No, Lol was apart from me in a way I’d never known before. I wondered who the people were who came over to see him and then hid or hurried away when I came down to the folly. I’d still not managed to see who they were, and Lol pretended there was no-one there, that he’d been talking to himself – which to be fair he did do, pretending to be invisible idiots, but that was before, that wasn’t now, and his idiot conversations were silly and funny, and what I heard – although I could never quite catch what was being said…
I was painting a wall in the kitchen, a nice easy job, where I could see the progress I was making and be pleased with how well I was doing it. The rhythm of bending to take up paint on the brush from the tin, and applying it steadily and firmly to the wall in even repetitive strokes was pleasant and calming. I stopped for a cup of tea and decided to make a flask for Lol and take it down to him – I wasn’t sure what time he’d got up, only that as usual I awoke alone in bed.

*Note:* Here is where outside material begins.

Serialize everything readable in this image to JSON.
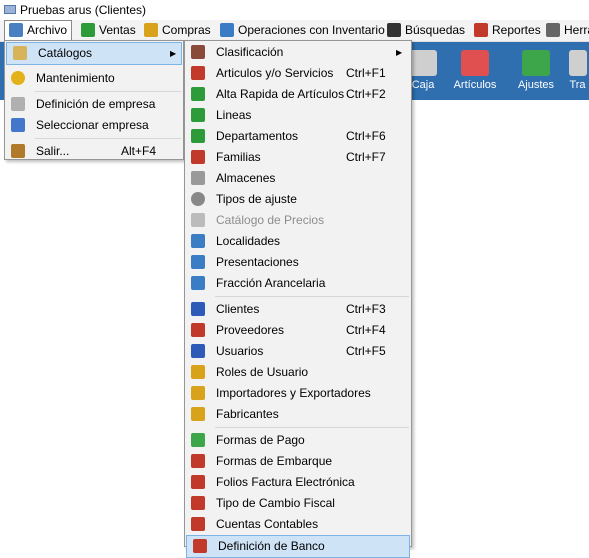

I suppose it says something for the strange situation we were both in that I hadn’t thought more objectively about his obsession with clearing the wilderness around the folly, nor his ‘friends’ who he denied existed, nor the change in his attitude to me – my soul-mate was withdrawing from me. It suddenly struck me now as I stood, vacuum flask in hand. Was one of these people a woman? Was he being drawn to her as he withdrew from me?

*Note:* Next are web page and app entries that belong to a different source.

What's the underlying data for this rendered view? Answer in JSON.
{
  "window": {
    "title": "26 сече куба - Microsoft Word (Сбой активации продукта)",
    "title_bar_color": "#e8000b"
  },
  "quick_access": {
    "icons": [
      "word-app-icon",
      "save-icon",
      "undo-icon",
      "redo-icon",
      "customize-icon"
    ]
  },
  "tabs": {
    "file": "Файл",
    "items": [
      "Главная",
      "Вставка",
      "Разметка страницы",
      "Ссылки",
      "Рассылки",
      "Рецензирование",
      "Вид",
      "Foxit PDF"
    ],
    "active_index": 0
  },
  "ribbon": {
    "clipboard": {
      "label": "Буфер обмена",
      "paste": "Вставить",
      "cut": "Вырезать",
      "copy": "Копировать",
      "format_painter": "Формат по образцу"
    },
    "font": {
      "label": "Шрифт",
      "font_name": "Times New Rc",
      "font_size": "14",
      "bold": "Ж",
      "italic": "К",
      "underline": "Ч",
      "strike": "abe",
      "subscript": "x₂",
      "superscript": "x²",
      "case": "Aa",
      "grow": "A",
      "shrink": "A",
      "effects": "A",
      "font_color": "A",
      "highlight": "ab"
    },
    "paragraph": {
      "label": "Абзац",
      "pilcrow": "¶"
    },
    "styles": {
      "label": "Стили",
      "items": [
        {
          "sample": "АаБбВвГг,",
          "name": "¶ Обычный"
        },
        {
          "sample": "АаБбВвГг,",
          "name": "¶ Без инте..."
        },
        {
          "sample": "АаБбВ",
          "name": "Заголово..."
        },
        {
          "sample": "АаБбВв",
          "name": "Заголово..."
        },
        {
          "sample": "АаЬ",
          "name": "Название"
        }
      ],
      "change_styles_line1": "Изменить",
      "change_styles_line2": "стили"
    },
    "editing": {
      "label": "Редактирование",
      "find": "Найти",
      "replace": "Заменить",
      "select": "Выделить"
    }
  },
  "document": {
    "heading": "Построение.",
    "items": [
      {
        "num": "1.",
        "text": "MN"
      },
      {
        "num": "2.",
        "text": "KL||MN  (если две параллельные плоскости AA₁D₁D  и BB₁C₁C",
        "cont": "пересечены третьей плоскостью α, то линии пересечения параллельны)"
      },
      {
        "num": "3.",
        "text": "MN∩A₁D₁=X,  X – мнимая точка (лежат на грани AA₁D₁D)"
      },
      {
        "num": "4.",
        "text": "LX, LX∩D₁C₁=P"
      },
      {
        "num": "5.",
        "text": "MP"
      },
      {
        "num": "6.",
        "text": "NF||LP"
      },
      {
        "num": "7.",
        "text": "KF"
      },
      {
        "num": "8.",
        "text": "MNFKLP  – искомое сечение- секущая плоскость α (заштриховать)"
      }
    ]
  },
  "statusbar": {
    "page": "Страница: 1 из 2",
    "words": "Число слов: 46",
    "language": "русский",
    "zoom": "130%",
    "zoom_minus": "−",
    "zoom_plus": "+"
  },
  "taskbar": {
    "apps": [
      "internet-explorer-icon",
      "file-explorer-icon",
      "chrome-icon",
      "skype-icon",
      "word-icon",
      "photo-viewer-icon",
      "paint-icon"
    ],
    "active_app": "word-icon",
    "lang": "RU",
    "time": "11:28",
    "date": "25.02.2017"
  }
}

Suddenly furious I poured the tea into the flask added a careless amount of milk, screwed on the lid – he could do without sugar! – and I stormed out of the kitchen, not even rinsing the brush before I went.
Of course my anger seeped away as I marched across what one day might be lawn but which now was just meadow, which had delighted us with the abundance of wild flowers. I had to admit to myself that Lol was not quite normal, eccentric, unconventional, sometimes a bit weird, but untruthful? Deceitful? Never.

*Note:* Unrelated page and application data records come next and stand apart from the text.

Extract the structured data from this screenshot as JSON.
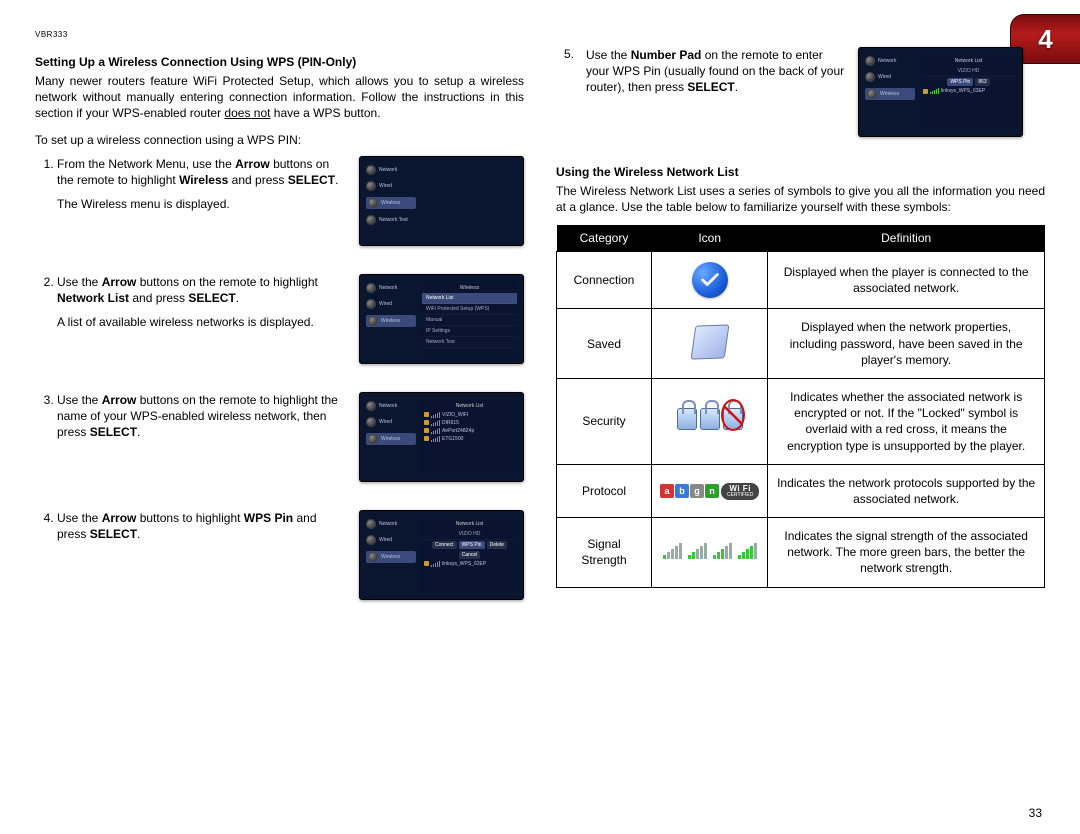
{
  "header": {
    "model": "VBR333",
    "chapter_number": "4"
  },
  "left": {
    "section_title": "Setting Up a Wireless Connection Using WPS (PIN-Only)",
    "intro_before_underline": "Many newer routers feature WiFi Protected Setup, which allows you to setup a wireless network without manually entering connection information. Follow the instructions in this section if your WPS-enabled router ",
    "intro_underline": "does not",
    "intro_after_underline": " have a WPS button.",
    "lead": "To set up a wireless connection using a WPS PIN:",
    "steps": [
      {
        "lines": [
          [
            {
              "t": "From the Network Menu, use the "
            },
            {
              "t": "Arrow",
              "b": true
            },
            {
              "t": " buttons on the remote to highlight "
            },
            {
              "t": "Wireless",
              "b": true
            },
            {
              "t": " and press "
            },
            {
              "t": "SELECT",
              "b": true
            },
            {
              "t": "."
            }
          ],
          [
            {
              "t": "The Wireless menu is displayed."
            }
          ]
        ],
        "thumb_type": "menu",
        "thumb_menu": [
          "Network",
          "Wired",
          "Wireless",
          "Network Test"
        ],
        "thumb_selected": 2
      },
      {
        "lines": [
          [
            {
              "t": "Use the "
            },
            {
              "t": "Arrow",
              "b": true
            },
            {
              "t": " buttons on the remote to highlight "
            },
            {
              "t": "Network List",
              "b": true
            },
            {
              "t": " and press "
            },
            {
              "t": "SELECT",
              "b": true
            },
            {
              "t": "."
            }
          ],
          [
            {
              "t": "A list of available wireless networks is displayed."
            }
          ]
        ],
        "thumb_type": "submenu",
        "thumb_title": "Wireless",
        "thumb_rows": [
          "Network List",
          "WiFi Protected Setup (WPS)",
          "Manual",
          "IP Settings",
          "Network Test"
        ],
        "thumb_hl": 0
      },
      {
        "lines": [
          [
            {
              "t": "Use the "
            },
            {
              "t": "Arrow",
              "b": true
            },
            {
              "t": " buttons on the remote to highlight the name of your WPS-enabled wireless network, then press "
            },
            {
              "t": "SELECT",
              "b": true
            },
            {
              "t": "."
            }
          ]
        ],
        "thumb_type": "netlist",
        "thumb_title": "Network List",
        "thumb_nets": [
          "VIZIO_WIFI",
          "DIR615",
          "AirPort248Z4p",
          "ETG1500"
        ],
        "thumb_hl": 0
      },
      {
        "lines": [
          [
            {
              "t": "Use the "
            },
            {
              "t": "Arrow",
              "b": true
            },
            {
              "t": " buttons to highlight "
            },
            {
              "t": "WPS Pin",
              "b": true
            },
            {
              "t": " and press "
            },
            {
              "t": "SELECT",
              "b": true
            },
            {
              "t": "."
            }
          ]
        ],
        "thumb_type": "wpspin",
        "thumb_title": "Network List",
        "thumb_net": "VIZIO HD",
        "thumb_actions": [
          "Connect",
          "WPS Pin",
          "Delete",
          "Cancel"
        ],
        "thumb_hl": 1,
        "thumb_extra": "linksys_WPS_63EP"
      }
    ]
  },
  "right": {
    "step5": {
      "num": "5.",
      "segments": [
        {
          "t": "Use the "
        },
        {
          "t": "Number Pad",
          "b": true
        },
        {
          "t": " on the remote to enter your WPS Pin (usually found on the back of your router), then press "
        },
        {
          "t": "SELECT",
          "b": true
        },
        {
          "t": "."
        }
      ],
      "thumb_title": "Network List",
      "thumb_net": "VIZIO HD",
      "thumb_pin_label": "WPS Pin",
      "thumb_pin_value": "863",
      "thumb_extra": "linksys_WPS_63EP",
      "thumb_footer": "Linksys, WPS, 63EP"
    },
    "section_title": "Using the Wireless Network List",
    "intro": "The Wireless Network List uses a series of symbols to give you all the information you need at a glance. Use the table below to familiarize yourself with these symbols:",
    "table": {
      "headers": [
        "Category",
        "Icon",
        "Definition"
      ],
      "rows": [
        {
          "category": "Connection",
          "icon": "check",
          "definition": "Displayed when the player is connected to the associated network."
        },
        {
          "category": "Saved",
          "icon": "save",
          "definition": "Displayed when the network properties, including password, have been saved in the player's memory."
        },
        {
          "category": "Security",
          "icon": "locks",
          "definition": "Indicates whether the associated network is encrypted or not. If the \"Locked\" symbol is overlaid with a red cross, it means the encryption type is unsupported by the player."
        },
        {
          "category": "Protocol",
          "icon": "proto",
          "definition": "Indicates the network protocols supported by the associated network."
        },
        {
          "category": "Signal Strength",
          "icon": "bars",
          "definition": "Indicates the signal strength of the associated network. The more green bars, the better the network strength."
        }
      ],
      "proto_letters": [
        "a",
        "b",
        "g",
        "n"
      ],
      "wifi_label": "Wi Fi",
      "wifi_sub": "CERTIFIED"
    }
  },
  "page_number": "33"
}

I would be patient for a while longer, I would allow him his secret friends, and soon he’d tire of the folly and the endless hacking and chopping, and either uncover the folly and discover it was a ruin beyond repair, or be fed up with the whole thing and come back to the house and decide he was going to retile the whole upstairs bathroom, or paper the ‘library’ in some zany coloured paper…
I called out to him as I approached – I had tried sneaking up on him to see what he was doing and yes, maybe to see who these people were, but I’d never managed to surprise them. There was no reply, not unexpected, and no sound of sawing, or ripping branches, or muted curses as brambles attacked him.
I walked round the mound of undergrowth and overgrowth, which didn’t seem in any way diminished, and then walked round the other way, stepping over various abandoned tools… And I couldn’t find Lol… I went round again, and again, and wandered away from the damned folly to see if he was having a pee behind an oak tree or something… but no… I couldn’t find Lol.